Next, it’s essential you think about the key message or messages you want to get out to your target personas.
“It is important to understand what value you can provide the buyer,” West said.
She suggests creating one to three key themes or ideas to convey to your audience. A message could center on a differentiator you’re creating, or it could be your business purpose or mission, or it could be something very aspirational or forward thinking.
A tax accounting company, for example, might choose the message: “Make taxes simple.” Moving forward, each piece of content its marketing team creates would be influenced by that theme.
For the tactics pillar of your High-Performance Marketing Plan, identify how you’ll activate your content and get it in front of prospects at each stage.
This could be developing a middle-of-funnel nurture email campaign, modernizing your website so that it’s mobile friendly, or defining how you prioritize leads that get passed on to sales. The list goes on.
In addition, you should assign responsibility for who will be in charge of those tactics and when they’ll be completed, as well as pinpoint any potential obstacles. Explore ways you can help your vision come to fruition, such as by purchasing a marketing automation program to create nurture campaigns or hiring a vendor to work on your website.
Want to learn more? Listen to Linda’s webinar on How to Create the Ultimate Marketing Plan.
“Today, marketing is a techie discipline,” West said.
Two core pieces of technology are available to today’s modern marketer – the marketing automation platform (MAP) and the customer relationship management (CRM) system. Additionally, you may have content tools and other technology you need to integrate into your tech stack.
“You want to connect the dots from the technology you’re using to the tactics that you’re planning,” West said. “Because every single time a prospect interacts with you, it means something.”
These interactions provide valuable information about who these potential customers are, what they want, where they are in the journey, and what they’re thinking about your product. You don’t want to miss out on that insight because your tech stack wasn’t able to track it.
As you build out your plan, be sure to identify your measurable goals for each stage of the buyer’s journey.

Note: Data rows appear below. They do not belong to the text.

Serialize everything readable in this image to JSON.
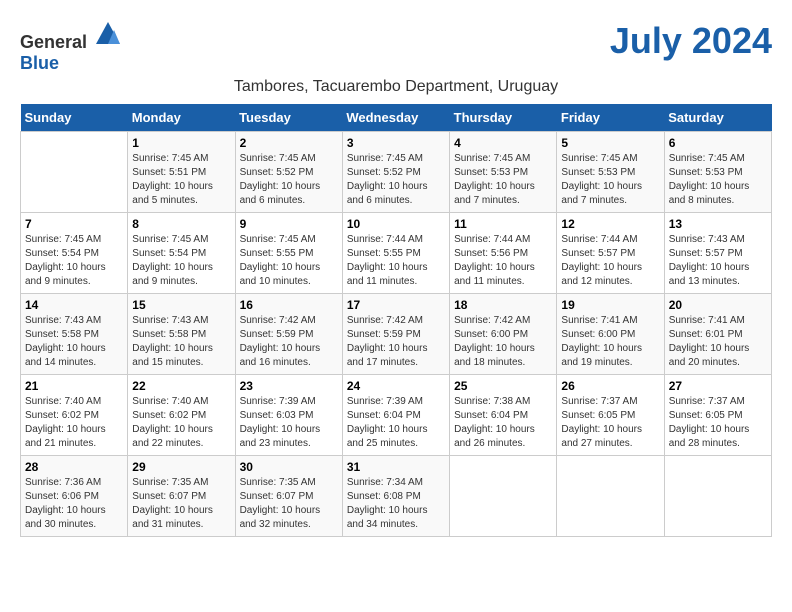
{
  "logo": {
    "general": "General",
    "blue": "Blue"
  },
  "title": "July 2024",
  "location": "Tambores, Tacuarembo Department, Uruguay",
  "days_of_week": [
    "Sunday",
    "Monday",
    "Tuesday",
    "Wednesday",
    "Thursday",
    "Friday",
    "Saturday"
  ],
  "weeks": [
    [
      {
        "day": "",
        "info": ""
      },
      {
        "day": "1",
        "info": "Sunrise: 7:45 AM\nSunset: 5:51 PM\nDaylight: 10 hours\nand 5 minutes."
      },
      {
        "day": "2",
        "info": "Sunrise: 7:45 AM\nSunset: 5:52 PM\nDaylight: 10 hours\nand 6 minutes."
      },
      {
        "day": "3",
        "info": "Sunrise: 7:45 AM\nSunset: 5:52 PM\nDaylight: 10 hours\nand 6 minutes."
      },
      {
        "day": "4",
        "info": "Sunrise: 7:45 AM\nSunset: 5:53 PM\nDaylight: 10 hours\nand 7 minutes."
      },
      {
        "day": "5",
        "info": "Sunrise: 7:45 AM\nSunset: 5:53 PM\nDaylight: 10 hours\nand 7 minutes."
      },
      {
        "day": "6",
        "info": "Sunrise: 7:45 AM\nSunset: 5:53 PM\nDaylight: 10 hours\nand 8 minutes."
      }
    ],
    [
      {
        "day": "7",
        "info": "Sunrise: 7:45 AM\nSunset: 5:54 PM\nDaylight: 10 hours\nand 9 minutes."
      },
      {
        "day": "8",
        "info": "Sunrise: 7:45 AM\nSunset: 5:54 PM\nDaylight: 10 hours\nand 9 minutes."
      },
      {
        "day": "9",
        "info": "Sunrise: 7:45 AM\nSunset: 5:55 PM\nDaylight: 10 hours\nand 10 minutes."
      },
      {
        "day": "10",
        "info": "Sunrise: 7:44 AM\nSunset: 5:55 PM\nDaylight: 10 hours\nand 11 minutes."
      },
      {
        "day": "11",
        "info": "Sunrise: 7:44 AM\nSunset: 5:56 PM\nDaylight: 10 hours\nand 11 minutes."
      },
      {
        "day": "12",
        "info": "Sunrise: 7:44 AM\nSunset: 5:57 PM\nDaylight: 10 hours\nand 12 minutes."
      },
      {
        "day": "13",
        "info": "Sunrise: 7:43 AM\nSunset: 5:57 PM\nDaylight: 10 hours\nand 13 minutes."
      }
    ],
    [
      {
        "day": "14",
        "info": "Sunrise: 7:43 AM\nSunset: 5:58 PM\nDaylight: 10 hours\nand 14 minutes."
      },
      {
        "day": "15",
        "info": "Sunrise: 7:43 AM\nSunset: 5:58 PM\nDaylight: 10 hours\nand 15 minutes."
      },
      {
        "day": "16",
        "info": "Sunrise: 7:42 AM\nSunset: 5:59 PM\nDaylight: 10 hours\nand 16 minutes."
      },
      {
        "day": "17",
        "info": "Sunrise: 7:42 AM\nSunset: 5:59 PM\nDaylight: 10 hours\nand 17 minutes."
      },
      {
        "day": "18",
        "info": "Sunrise: 7:42 AM\nSunset: 6:00 PM\nDaylight: 10 hours\nand 18 minutes."
      },
      {
        "day": "19",
        "info": "Sunrise: 7:41 AM\nSunset: 6:00 PM\nDaylight: 10 hours\nand 19 minutes."
      },
      {
        "day": "20",
        "info": "Sunrise: 7:41 AM\nSunset: 6:01 PM\nDaylight: 10 hours\nand 20 minutes."
      }
    ],
    [
      {
        "day": "21",
        "info": "Sunrise: 7:40 AM\nSunset: 6:02 PM\nDaylight: 10 hours\nand 21 minutes."
      },
      {
        "day": "22",
        "info": "Sunrise: 7:40 AM\nSunset: 6:02 PM\nDaylight: 10 hours\nand 22 minutes."
      },
      {
        "day": "23",
        "info": "Sunrise: 7:39 AM\nSunset: 6:03 PM\nDaylight: 10 hours\nand 23 minutes."
      },
      {
        "day": "24",
        "info": "Sunrise: 7:39 AM\nSunset: 6:04 PM\nDaylight: 10 hours\nand 25 minutes."
      },
      {
        "day": "25",
        "info": "Sunrise: 7:38 AM\nSunset: 6:04 PM\nDaylight: 10 hours\nand 26 minutes."
      },
      {
        "day": "26",
        "info": "Sunrise: 7:37 AM\nSunset: 6:05 PM\nDaylight: 10 hours\nand 27 minutes."
      },
      {
        "day": "27",
        "info": "Sunrise: 7:37 AM\nSunset: 6:05 PM\nDaylight: 10 hours\nand 28 minutes."
      }
    ],
    [
      {
        "day": "28",
        "info": "Sunrise: 7:36 AM\nSunset: 6:06 PM\nDaylight: 10 hours\nand 30 minutes."
      },
      {
        "day": "29",
        "info": "Sunrise: 7:35 AM\nSunset: 6:07 PM\nDaylight: 10 hours\nand 31 minutes."
      },
      {
        "day": "30",
        "info": "Sunrise: 7:35 AM\nSunset: 6:07 PM\nDaylight: 10 hours\nand 32 minutes."
      },
      {
        "day": "31",
        "info": "Sunrise: 7:34 AM\nSunset: 6:08 PM\nDaylight: 10 hours\nand 34 minutes."
      },
      {
        "day": "",
        "info": ""
      },
      {
        "day": "",
        "info": ""
      },
      {
        "day": "",
        "info": ""
      }
    ]
  ]
}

For example, you may focus on gaining web traffic for the attract phase and increasing qualified leads at the convert stage.
We asked our Act-On customers and prospects to tell us their key performance indicators (KPIs) for each stage of the journey. Here are some to consider when choosing your own goals:
- Brand: web traffic, social engagement and social follows, brand search volume, and direct revenue contribution of brand efforts
- Demand: leads generated, opportunity generated, revenue generated, ROI
- Expand: website traffic, retention rates, Net Promoter Score (NPS), customer satisfaction score, upsell/cross-sell revenue
West also recommend getting buy-in on your targeted KPIs from your CEO and other executive stakeholders.
The Big Idea
West’s final piece of advice for marketers: Find a big initiative or idea that you can champion and use to boost your career. This can be a new tactic, a new channel, a new type of content (podcasts or videos, anyone?), or a new technology … and the list goes on. Pick one thing in your annual marketing plan that enthuses you and use it to become a change agent for your company. In other words, look for an opportunity to shine professionally.
“This is why you come to work every day,” West said. “Get excited about something ‒ because marketing can be really, really fun, and cool, and interesting.”